• _Your instructions_:
Each line in the data holding "التحصیلی" should be listed.

(Excerpts from an interface dataset)
==*==

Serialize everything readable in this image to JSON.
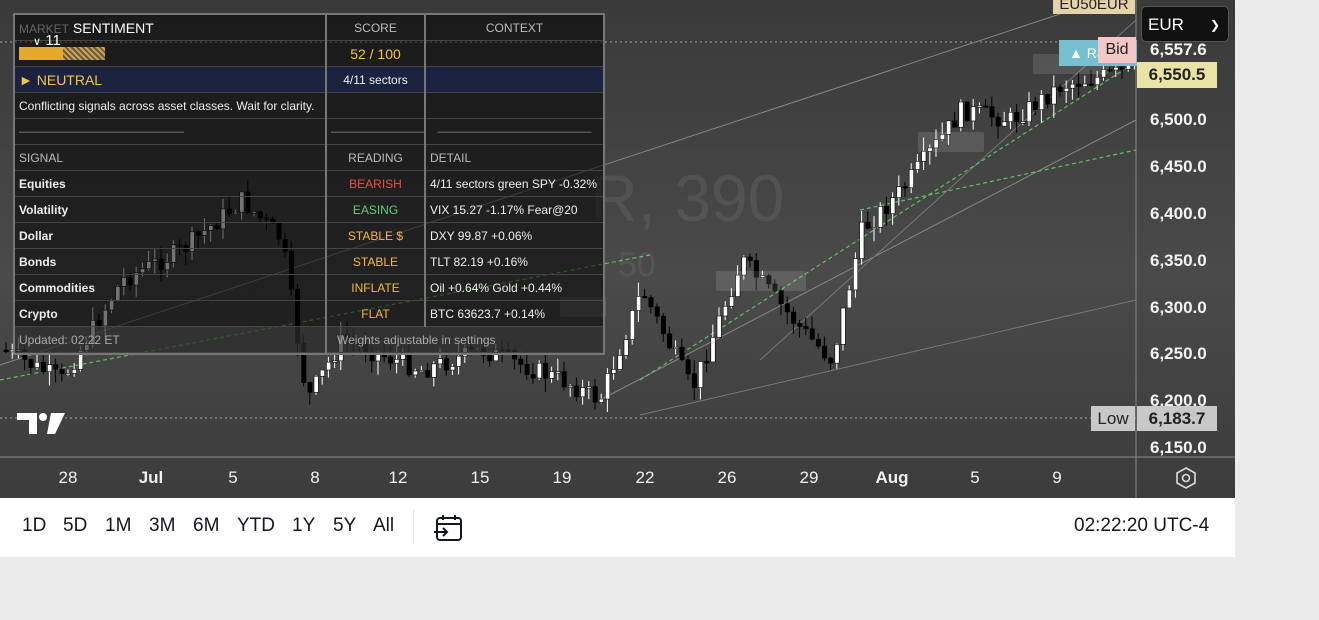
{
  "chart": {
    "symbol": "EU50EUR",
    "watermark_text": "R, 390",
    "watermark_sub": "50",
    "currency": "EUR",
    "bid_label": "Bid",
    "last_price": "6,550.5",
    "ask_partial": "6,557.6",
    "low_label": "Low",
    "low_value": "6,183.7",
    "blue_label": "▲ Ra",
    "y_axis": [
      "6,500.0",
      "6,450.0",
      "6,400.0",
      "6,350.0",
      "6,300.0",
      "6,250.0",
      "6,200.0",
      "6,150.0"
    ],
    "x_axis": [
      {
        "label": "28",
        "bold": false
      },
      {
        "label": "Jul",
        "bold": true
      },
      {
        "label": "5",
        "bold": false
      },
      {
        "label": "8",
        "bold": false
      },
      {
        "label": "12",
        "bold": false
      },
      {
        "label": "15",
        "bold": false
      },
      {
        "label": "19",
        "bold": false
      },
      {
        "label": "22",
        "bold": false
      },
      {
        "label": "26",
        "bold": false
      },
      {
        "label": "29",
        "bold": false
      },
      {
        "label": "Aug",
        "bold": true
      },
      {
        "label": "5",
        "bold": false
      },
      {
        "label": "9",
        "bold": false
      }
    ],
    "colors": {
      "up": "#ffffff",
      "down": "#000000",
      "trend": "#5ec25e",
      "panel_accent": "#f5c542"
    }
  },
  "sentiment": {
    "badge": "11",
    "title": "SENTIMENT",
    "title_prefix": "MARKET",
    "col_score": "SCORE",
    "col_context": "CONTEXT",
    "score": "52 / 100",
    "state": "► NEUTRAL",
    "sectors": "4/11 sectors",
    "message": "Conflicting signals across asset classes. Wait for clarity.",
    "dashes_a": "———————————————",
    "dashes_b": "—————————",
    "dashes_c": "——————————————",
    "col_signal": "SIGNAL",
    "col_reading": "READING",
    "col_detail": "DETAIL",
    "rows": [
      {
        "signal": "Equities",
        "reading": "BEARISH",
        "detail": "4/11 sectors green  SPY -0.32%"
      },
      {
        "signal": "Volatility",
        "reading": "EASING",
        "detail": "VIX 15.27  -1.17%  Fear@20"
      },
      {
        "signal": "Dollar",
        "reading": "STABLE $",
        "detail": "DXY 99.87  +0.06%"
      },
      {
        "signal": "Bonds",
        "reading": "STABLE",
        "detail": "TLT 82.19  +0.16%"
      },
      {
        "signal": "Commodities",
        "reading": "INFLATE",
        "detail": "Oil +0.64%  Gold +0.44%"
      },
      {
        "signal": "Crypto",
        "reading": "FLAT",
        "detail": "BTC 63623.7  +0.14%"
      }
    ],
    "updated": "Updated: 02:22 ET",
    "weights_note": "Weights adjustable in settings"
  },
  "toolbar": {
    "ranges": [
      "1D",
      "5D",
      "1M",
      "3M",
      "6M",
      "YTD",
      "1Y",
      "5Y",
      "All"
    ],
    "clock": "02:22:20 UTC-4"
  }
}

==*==

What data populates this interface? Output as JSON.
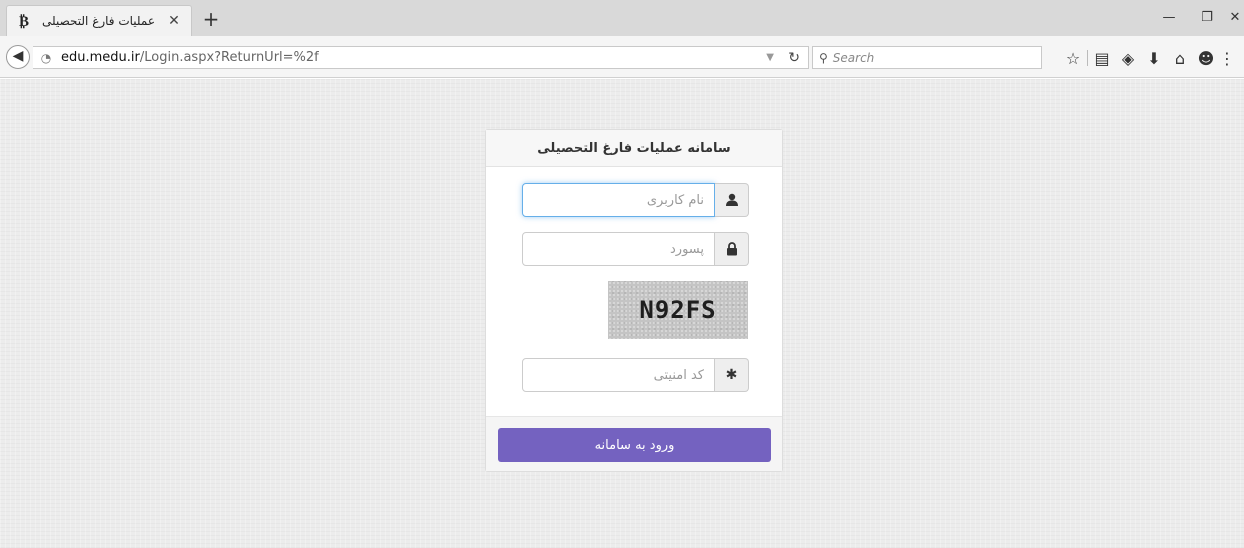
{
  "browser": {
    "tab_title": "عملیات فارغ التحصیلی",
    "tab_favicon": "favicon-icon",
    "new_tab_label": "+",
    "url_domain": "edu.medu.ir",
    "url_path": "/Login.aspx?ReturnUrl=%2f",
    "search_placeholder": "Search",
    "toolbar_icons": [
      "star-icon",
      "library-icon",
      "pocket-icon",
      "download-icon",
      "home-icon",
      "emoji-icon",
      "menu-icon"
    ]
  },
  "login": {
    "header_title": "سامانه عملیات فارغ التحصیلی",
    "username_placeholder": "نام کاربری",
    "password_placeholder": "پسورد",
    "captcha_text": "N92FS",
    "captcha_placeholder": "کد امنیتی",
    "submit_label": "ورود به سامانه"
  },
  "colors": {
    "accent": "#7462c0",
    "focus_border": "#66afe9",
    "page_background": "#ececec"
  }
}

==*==

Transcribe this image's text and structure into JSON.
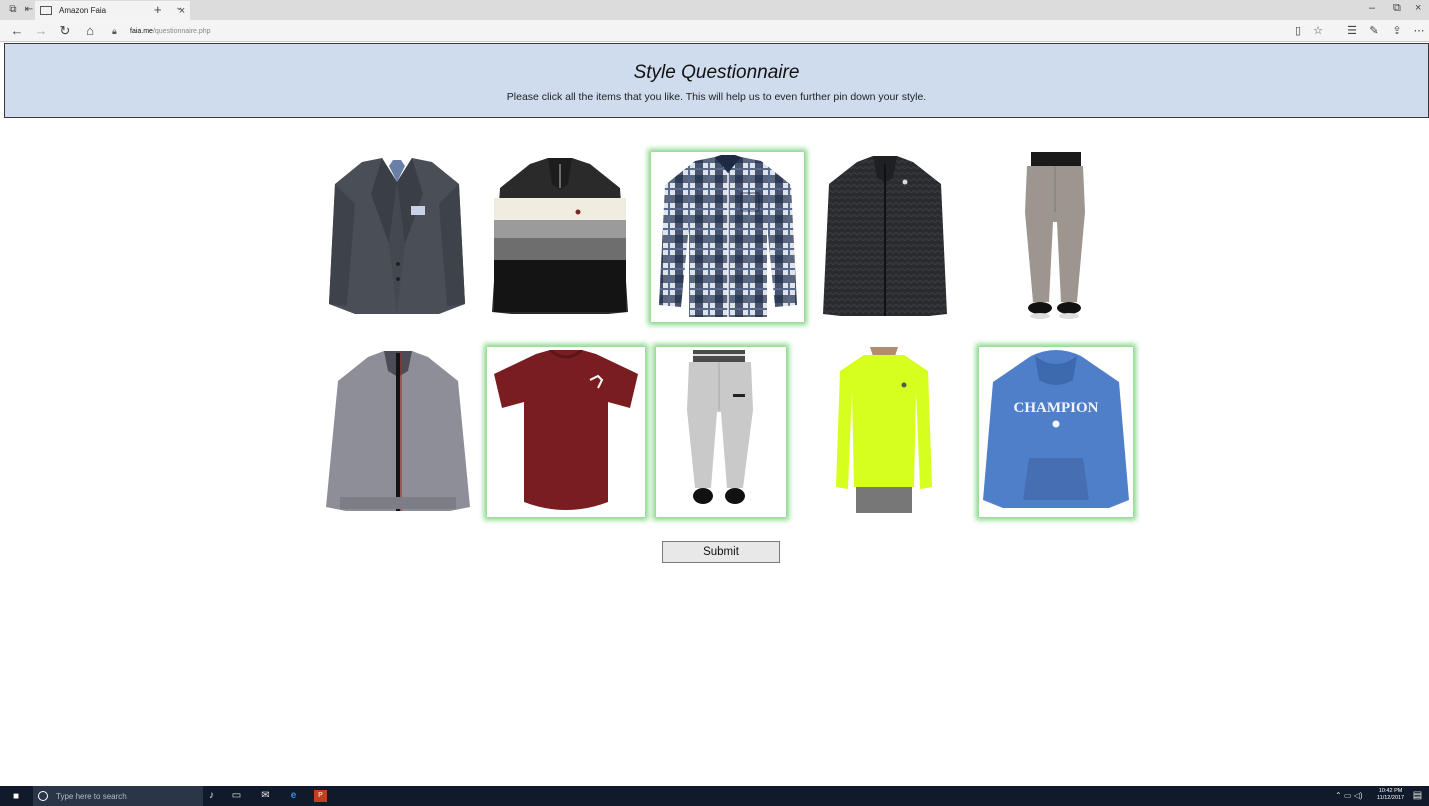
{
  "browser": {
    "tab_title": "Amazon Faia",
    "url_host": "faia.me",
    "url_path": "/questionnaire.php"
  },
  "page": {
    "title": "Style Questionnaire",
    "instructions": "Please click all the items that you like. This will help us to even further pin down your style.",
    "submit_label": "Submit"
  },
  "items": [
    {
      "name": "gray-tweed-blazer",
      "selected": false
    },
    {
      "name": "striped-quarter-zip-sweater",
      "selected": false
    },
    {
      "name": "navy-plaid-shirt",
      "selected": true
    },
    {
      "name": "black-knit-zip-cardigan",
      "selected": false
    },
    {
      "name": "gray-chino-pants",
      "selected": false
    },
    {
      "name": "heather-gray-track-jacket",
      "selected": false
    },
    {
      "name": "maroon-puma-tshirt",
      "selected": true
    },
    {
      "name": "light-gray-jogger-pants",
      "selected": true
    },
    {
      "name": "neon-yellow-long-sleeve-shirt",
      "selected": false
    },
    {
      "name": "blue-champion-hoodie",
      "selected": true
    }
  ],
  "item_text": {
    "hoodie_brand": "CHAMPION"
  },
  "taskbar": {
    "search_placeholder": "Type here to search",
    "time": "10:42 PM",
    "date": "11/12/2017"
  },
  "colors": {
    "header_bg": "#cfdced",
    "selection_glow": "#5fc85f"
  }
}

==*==

• _Task result_:
    "tab_title": "عملیات فارغ التحصیلی",
    "header_title": "سامانه عملیات فارغ التحصیلی",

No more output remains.